    IMO, you should contact the seller of this product immediately and return it for a full refund.  If the seller refuses to help, you may want to participate in the Windows Genuine Offer that provides discounted or complimentary replacement of counterfeit products.  Please read the FAQ:  http://www.microsoft.com/genuine/downloads/FAQ.aspx?displaylang=en#ID0EFIAC  If you decide to participate, click on the "Learn More Online" link you see in the nongenuine notice to apply for the Offers.


    For great advice on all topics XP, visit http://www.annoyances.org/exec/forum/winxp
    Wednesday, February 17, 2010 2:31 PM
  • Hi Dan,

    Thanks for the reply.  The last 15 characters of the product key on the COA are as shown above.  There was only one section in the setupp.ini file, beginning with [Pid].  Do you want me to post that?   

    Thank you.
    Wednesday, February 17, 2010 7:23 PM
  • Hello JohnK86,

    The fact that the product key printed on the CoA matches the product key that has been identified by the mgadiag utility as Invalid is yet another "nail in the coffin" of the materials you purchased, casting further doubt on their genuineness.

    Regarding the PID value, the last three characters on that last line should be "OEM" for a genuine OEM disc.  As a rule counterfeit discs have a value where the last three characters are "270" or any number between "640" and "649" inclusive.

    If the PID value does not have "OEM" then that would be the final straw....demand a refund or send the materials to Microsoft for evaluation an possible complimentary replacement.
    For great advice on all topics XP, visit http://www.annoyances.org/exec/forum/winxp
    Thursday, February 18, 2010 4:34 AM
  • [Pid]
    ExtraData=786F687170637175716954806365EF
    Pid=76487270

    So apparently it's fake.  People must go to a lot of time and trouble to counterfeit then, because it passes all the visual criteria, both hologram disc and the COA.  I think you'll agree that it sure looks authentic, and would have fooled anyone. 

    Will Microsoft supply evidence that I can give to the seller to prove my claim for refund?  Or should I direct the seller to this thread?

    Thursday, February 18, 2010 5:05 AM
  • Hello JohnK86,

    You may want to direct the seller to this thread if they ask, but generally sellers will either refund your money quickly or will never refund your money, regardless of what proof is supplied.  It all depends upon the rules of the selling venue, if any, and your method of payment (credit card, PayPal, etc).
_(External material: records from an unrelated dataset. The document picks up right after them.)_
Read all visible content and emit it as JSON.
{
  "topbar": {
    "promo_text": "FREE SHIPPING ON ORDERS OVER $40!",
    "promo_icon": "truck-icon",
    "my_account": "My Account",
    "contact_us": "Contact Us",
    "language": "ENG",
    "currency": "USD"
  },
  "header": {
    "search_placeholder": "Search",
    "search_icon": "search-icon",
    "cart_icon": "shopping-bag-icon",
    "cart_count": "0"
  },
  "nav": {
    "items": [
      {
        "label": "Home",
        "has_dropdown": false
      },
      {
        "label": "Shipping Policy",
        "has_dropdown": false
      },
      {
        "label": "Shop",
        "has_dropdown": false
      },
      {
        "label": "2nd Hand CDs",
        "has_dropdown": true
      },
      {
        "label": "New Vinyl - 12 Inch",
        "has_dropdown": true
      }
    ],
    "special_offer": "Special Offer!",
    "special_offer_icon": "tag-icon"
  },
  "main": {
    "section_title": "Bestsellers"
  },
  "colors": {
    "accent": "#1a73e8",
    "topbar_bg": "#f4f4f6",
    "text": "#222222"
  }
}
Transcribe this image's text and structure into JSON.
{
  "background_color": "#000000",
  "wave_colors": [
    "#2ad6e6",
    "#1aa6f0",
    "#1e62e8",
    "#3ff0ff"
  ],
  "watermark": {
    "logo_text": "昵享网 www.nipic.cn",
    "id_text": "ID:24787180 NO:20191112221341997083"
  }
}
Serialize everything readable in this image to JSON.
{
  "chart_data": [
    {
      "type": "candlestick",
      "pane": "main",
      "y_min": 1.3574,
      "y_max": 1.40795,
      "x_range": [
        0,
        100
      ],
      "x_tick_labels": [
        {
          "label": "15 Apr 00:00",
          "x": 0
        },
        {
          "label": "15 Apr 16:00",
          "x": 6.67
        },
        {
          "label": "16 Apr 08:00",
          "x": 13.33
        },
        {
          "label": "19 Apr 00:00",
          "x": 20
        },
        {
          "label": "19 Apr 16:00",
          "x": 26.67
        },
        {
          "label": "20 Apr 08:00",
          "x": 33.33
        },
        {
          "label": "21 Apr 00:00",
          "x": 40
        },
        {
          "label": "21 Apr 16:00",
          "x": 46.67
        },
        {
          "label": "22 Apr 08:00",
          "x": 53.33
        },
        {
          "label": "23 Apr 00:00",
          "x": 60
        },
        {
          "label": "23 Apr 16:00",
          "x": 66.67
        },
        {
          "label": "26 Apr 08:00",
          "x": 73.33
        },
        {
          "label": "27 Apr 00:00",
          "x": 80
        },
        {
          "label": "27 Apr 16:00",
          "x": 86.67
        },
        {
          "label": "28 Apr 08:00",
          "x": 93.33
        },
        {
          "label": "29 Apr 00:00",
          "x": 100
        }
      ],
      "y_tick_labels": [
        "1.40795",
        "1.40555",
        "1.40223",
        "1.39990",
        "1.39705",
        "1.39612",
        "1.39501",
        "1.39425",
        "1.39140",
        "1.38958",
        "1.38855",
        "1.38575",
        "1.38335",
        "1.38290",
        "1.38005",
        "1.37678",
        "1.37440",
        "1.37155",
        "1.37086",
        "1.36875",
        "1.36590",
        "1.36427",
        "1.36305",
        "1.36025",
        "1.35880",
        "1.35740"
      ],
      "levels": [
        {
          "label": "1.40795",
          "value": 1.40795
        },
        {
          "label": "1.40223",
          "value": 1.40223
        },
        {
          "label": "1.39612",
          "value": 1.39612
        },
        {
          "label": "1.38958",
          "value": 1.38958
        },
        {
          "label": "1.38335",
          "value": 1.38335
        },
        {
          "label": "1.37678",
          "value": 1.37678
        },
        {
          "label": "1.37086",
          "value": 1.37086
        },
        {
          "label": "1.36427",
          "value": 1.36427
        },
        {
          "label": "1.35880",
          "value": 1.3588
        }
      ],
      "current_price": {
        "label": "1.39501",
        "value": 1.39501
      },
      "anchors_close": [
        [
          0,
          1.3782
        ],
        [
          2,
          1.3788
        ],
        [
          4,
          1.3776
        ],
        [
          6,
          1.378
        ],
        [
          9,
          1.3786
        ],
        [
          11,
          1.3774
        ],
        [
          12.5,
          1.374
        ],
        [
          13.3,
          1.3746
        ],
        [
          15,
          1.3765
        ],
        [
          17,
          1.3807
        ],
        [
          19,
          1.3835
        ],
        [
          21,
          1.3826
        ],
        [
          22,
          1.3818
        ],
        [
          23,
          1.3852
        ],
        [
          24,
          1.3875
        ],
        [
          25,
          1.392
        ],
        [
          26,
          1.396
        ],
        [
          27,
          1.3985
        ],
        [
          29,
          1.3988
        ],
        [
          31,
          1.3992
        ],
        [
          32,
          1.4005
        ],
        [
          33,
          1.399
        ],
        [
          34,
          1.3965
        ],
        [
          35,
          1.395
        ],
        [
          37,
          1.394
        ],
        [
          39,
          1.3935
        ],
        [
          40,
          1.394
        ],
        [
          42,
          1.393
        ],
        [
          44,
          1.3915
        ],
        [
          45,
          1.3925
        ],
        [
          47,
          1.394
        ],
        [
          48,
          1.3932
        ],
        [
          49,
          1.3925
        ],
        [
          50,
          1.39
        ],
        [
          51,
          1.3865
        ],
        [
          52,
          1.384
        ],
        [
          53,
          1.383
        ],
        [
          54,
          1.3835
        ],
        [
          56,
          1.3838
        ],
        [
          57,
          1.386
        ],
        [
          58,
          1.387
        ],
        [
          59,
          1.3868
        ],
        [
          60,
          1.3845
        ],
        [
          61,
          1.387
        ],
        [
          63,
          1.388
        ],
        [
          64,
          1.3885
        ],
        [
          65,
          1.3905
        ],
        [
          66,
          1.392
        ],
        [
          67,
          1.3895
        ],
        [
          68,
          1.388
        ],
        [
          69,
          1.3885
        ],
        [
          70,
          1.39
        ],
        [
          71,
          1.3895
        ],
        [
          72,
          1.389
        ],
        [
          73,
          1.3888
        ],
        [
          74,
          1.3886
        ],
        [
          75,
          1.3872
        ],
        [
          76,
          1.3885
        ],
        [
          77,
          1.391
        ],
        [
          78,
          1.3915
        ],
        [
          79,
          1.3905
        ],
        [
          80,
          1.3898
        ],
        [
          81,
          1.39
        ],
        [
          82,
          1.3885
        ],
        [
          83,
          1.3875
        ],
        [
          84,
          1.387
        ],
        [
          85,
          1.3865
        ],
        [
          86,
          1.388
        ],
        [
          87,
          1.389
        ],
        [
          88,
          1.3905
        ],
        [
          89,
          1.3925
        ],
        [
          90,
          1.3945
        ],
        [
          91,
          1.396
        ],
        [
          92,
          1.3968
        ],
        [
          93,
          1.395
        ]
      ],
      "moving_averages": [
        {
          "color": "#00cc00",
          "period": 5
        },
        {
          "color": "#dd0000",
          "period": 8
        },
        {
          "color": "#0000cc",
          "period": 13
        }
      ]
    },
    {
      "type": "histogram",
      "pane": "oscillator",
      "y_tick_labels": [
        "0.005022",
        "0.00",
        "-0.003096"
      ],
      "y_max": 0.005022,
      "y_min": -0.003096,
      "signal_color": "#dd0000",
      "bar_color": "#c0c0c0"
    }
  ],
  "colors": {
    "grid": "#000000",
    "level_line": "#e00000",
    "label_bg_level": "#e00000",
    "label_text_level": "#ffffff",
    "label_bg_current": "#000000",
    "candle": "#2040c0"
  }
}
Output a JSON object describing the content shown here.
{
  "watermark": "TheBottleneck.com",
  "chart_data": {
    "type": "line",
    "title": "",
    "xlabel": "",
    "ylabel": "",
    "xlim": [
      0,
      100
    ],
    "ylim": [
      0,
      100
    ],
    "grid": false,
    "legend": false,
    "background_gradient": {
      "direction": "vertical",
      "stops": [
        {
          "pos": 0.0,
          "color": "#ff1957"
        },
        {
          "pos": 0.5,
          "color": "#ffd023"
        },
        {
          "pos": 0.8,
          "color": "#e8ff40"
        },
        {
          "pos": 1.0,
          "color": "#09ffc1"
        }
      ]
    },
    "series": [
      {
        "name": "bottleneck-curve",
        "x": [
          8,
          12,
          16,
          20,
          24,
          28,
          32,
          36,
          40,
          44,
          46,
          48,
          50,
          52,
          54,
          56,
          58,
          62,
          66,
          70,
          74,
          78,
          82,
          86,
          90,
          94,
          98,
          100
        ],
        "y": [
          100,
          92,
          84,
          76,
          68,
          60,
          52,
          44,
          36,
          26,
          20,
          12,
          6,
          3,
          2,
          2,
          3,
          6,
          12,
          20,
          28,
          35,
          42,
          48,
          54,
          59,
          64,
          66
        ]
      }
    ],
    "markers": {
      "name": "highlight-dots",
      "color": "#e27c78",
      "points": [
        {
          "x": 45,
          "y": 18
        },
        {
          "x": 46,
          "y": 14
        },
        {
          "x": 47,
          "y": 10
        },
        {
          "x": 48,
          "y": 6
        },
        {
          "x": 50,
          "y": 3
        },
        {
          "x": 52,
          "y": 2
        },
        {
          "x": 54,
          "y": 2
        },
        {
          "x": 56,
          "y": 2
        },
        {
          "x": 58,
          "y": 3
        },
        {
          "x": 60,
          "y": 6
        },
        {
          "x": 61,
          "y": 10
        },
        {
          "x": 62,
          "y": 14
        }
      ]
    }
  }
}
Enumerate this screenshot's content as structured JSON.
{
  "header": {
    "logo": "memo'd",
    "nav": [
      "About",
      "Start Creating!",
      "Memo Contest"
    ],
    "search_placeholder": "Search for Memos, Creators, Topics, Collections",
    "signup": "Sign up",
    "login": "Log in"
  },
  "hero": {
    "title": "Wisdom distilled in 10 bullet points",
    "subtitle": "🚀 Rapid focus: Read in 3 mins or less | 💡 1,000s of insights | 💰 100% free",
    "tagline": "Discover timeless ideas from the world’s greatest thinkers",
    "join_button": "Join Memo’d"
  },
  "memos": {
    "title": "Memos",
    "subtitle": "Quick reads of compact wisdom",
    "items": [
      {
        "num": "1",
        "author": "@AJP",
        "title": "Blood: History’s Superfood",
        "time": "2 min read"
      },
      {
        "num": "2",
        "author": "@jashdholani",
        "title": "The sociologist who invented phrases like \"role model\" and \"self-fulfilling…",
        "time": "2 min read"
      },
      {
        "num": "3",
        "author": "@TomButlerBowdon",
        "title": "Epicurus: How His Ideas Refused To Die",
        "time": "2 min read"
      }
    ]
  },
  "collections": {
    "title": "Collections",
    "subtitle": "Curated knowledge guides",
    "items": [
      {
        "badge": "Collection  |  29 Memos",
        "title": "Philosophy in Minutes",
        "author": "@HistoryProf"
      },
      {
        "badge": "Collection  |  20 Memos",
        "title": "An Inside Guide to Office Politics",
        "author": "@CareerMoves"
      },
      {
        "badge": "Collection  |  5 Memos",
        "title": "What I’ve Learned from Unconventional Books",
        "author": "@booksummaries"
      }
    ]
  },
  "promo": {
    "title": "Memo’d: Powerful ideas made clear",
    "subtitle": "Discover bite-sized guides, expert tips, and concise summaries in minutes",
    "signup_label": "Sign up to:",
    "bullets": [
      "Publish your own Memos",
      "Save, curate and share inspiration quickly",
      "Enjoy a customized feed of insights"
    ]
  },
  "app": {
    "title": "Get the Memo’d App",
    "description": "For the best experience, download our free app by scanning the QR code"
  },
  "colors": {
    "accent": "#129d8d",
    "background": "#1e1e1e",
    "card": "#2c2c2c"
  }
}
    Microsoft does not provide evidence or proof, other than the results of the mgadiag utility and the nongenuine Notifications web pages that you have seen.  If the seller does not cooperate, be sure to report them to the selling venue and the company that handled the payments.  If the seller refuses to help, you may want to participate in the Windows Genuine Offer that provides discounted or complimentary replacement of counterfeit products.  Please read the FAQ:  http://www.microsoft.com/genuine/downloads/FAQ.aspx?displaylang=en#ID0EFIAC  If you decide to participate, click on the "Learn More Online" link you see in the nongenuine notice to apply for the Offers.
    For great advice on all topics XP, visit http://www.annoyances.org/exec/forum/winxp
    • Marked as answer by JohnK86 Thursday, February 18, 2010 11:09 PM
    Thursday, February 18, 2010 5:30 AM
  • If they don't cooperate I will definitely try the Genuine Offer.  I just don't like having somebody getting my money with no consequences at all.  Thank you.
    Thursday, February 18, 2010 5:40 AM